%%

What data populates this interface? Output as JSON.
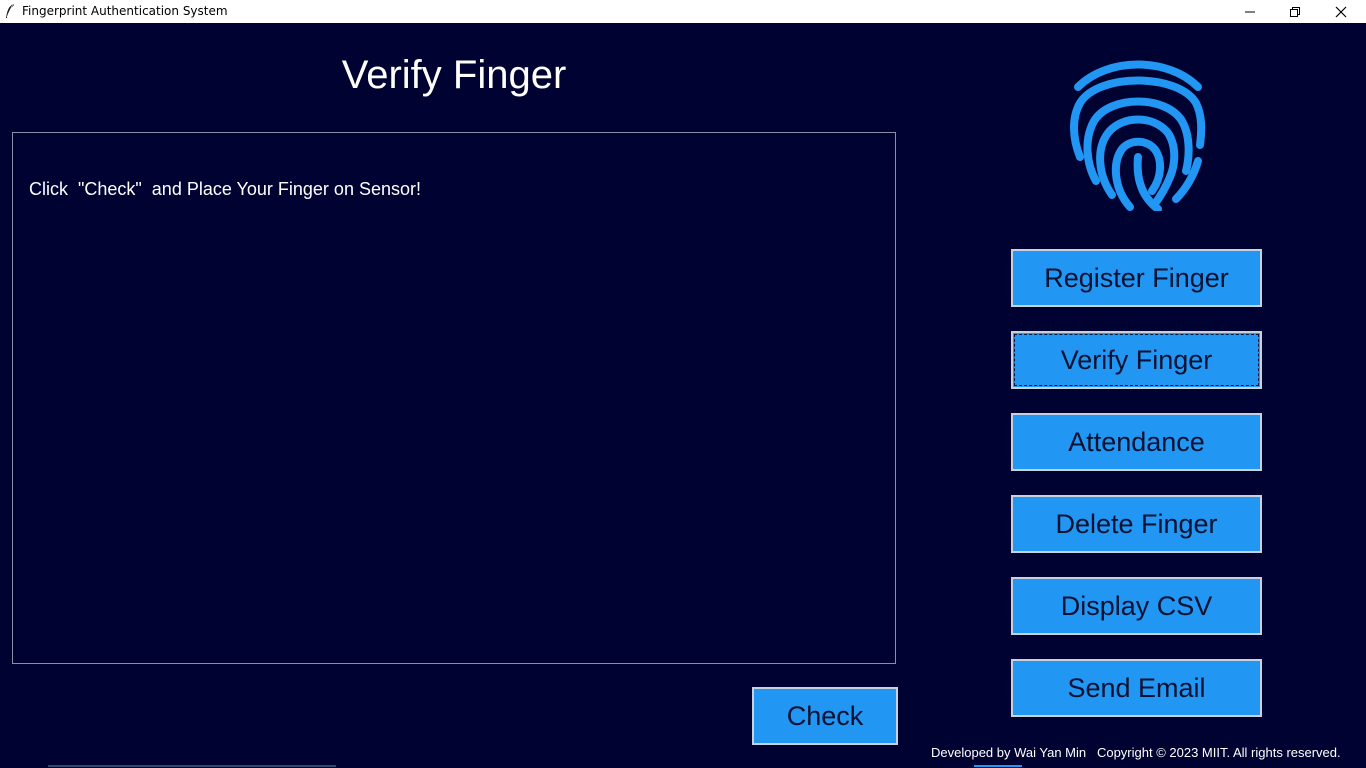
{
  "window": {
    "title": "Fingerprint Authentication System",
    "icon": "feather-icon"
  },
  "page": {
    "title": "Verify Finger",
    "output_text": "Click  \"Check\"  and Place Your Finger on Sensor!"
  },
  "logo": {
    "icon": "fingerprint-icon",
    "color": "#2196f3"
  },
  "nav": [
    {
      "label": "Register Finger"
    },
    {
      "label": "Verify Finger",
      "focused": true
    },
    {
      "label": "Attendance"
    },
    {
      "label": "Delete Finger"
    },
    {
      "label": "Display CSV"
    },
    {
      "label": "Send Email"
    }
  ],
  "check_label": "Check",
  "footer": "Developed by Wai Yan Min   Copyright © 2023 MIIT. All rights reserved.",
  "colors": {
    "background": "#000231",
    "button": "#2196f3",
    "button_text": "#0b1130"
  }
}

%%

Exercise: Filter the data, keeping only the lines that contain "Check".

Answer area:
    "output_text": "Click  \"Check\"  and Place Your Finger on Sensor!"
  "check_label": "Check",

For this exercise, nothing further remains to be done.